You can expand your “gardening workouts” beyond your own family and invite others in the garden to join in. Gardeners get about 30% more moderate exercise each week than non-gardeners. You may soon have others in the community improving their health, and looking forward to these gardening sessions.

What you eat also impacts your physical health. Community gardens result in neighborhoods with healthier diets. More than 50% of gardeners meet federal guidelines for fruit and vegetable intake compared to 25% of non-gardeners.

Mental Health

Stress is a killer. It causes all parts of your body to decline, from eyes and gums to your heart.

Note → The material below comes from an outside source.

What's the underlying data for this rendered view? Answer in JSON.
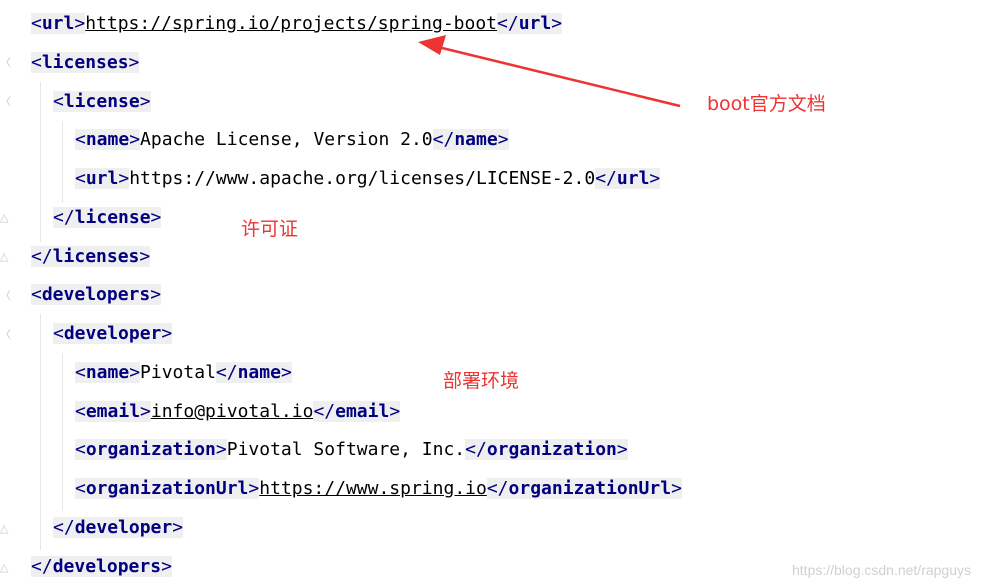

Gardening fights off stress by decreasing cortisol in the body (a stress hormone) and restoring your good mood. 

There are several advantages to practicing green-care therapy with the community:

  • Socializing  – Working with companions toward a common goal increases your sense of well-being. It also sharpens your memory and cognitive skills, and it may help you live longer.
  • Sunlight – Exposure to the sun increases the brain’s release of serotonin, a hormone thought to boost mood and help you feel calm and focused.
  • Being Outdoors –  Calming nature sounds (birds, insects) and even outdoor silence help distract your mind from negative thoughts. The visuals of nature have a similar effect.
  • Exposure to Plants – Greenery cleans the air. Plant leaves remove toxins, dust, and microorganisms and freshen the air you breathe.

Spending time outdoors surrounded by natural elements helps you forget the pressures you face in the rest of your life, like deadlines at work or family dilemmas. Community involvement in a garden offers these queting benefits to everyone in the neighborhood.

Overall Neighborhood Impact

How well do you know your neighbors? Community gardening creates a positive atmosphere in which people get to know one another and enjoy their living space. 

Community gardeners nurture relationships with the folks next door, are more involved in civic activities, eat better, and stay longer in their neighborhoods. People who garden together say their communities are cleaner, safer, and more beautiful; all qualities that promote healthier living.

If you’re ready to try your hand, or thumb, at a worthy project, take a look at the gardens in Globeville, Ruby Hill, or any of the other best community gardens around Denver. Most gardens not only feed the neighborhood, they donate produce to food banks and other food charities. You aren’t only helping yourself and your community, you’re providing help to others throughout the city. If you’re ready to dig in, contact us here at Denver Urban Gardens.

Brenda Stuart is a journalist and avid gardener in Denver. She takes a lot of pride in planting tomatoes, lettuce, and broccoli, which she’ll sometimes trade with her neighbors for carrots and peppers.